Whenever we have a free day at the weekend we try to find a different country road to drive. We find some great views and interesting stuff on these drives. Here's some photos from last weekend. The first photo is of Lake George, which has water running into it for the first time in decades. It has a long way to go before it gets deep enough to run speedboats on it again, but we look like having a very wet winter so maybe I will actually see the lake full. It has been empty all of my lifetime. Check out earlier photos of the lake by using the search box at the top of the page. The bridges on Australian country roads are a mix of styles ranging from rickety old timber plank structures to really classy-looking steel and concrete ones. This one is across Dick's Creek on the road between Murrumbateman and Gundaroo. I like the lattice truss sides. Just a bit further along the road is a quarry with interesting coloured layers in the rocks. A good spot for a stop for drinks and nibbles for the Oldies and a tree break for this small bear.

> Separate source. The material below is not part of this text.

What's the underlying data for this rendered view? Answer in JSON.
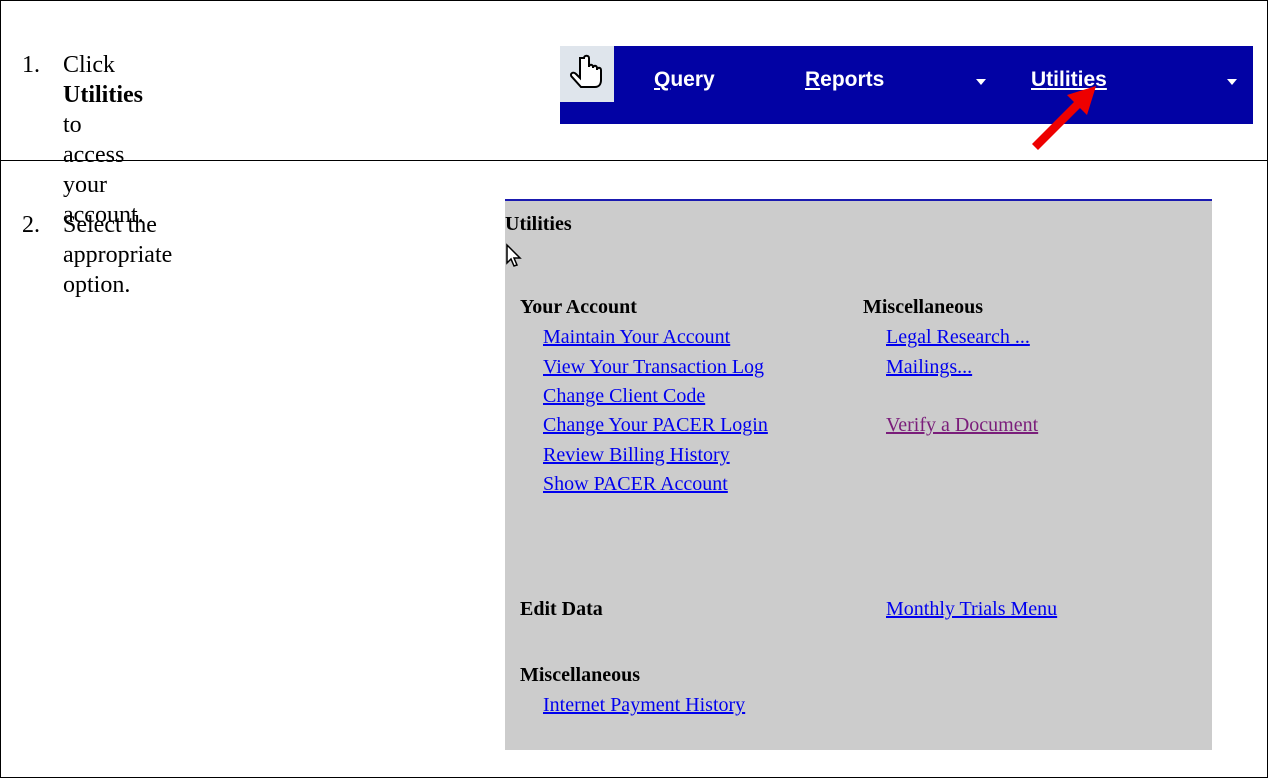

On the few afternoons when the rain was not falling, we did a couple of road trips along the western side of Viti Levu, the main island of Fiji. If you do this, don't expect superhighways. The roads are narrow, sometimes very rough and potholed, and they wind along the shore and across fairly high mountain passes. There is never a dull moment with lots of interesting views, buildings and people. Here are just a few. From many places you can glimpse islands out beyond the fringing reef. This one is Beqa (pronounced mbenga). It has great snorkelling and diving spots, but is too expensive for the Oldies to take me there. Along the road you often come to roadside stalls where the locals are selling their garden produce. This one had bundles of something I had not seen before. It is Taro, one of the staple diets of islanders, but not of small bears. There are cows tied by the roadside with no sign of who they belong to, and horses just wandering around loose. It turns out that they all belong to local villages, not to any particular person, and if you need milk or a ride you just use the nearest critter. We passed this happy "cowboy" on the road north of the Warwick. He was on his way to harvest some bananas. Someday I may get back to Fiji and see more of the big islands; we saw lots of the smaller ones during our Fiji cruises and you can see lots of images of them in my older posts.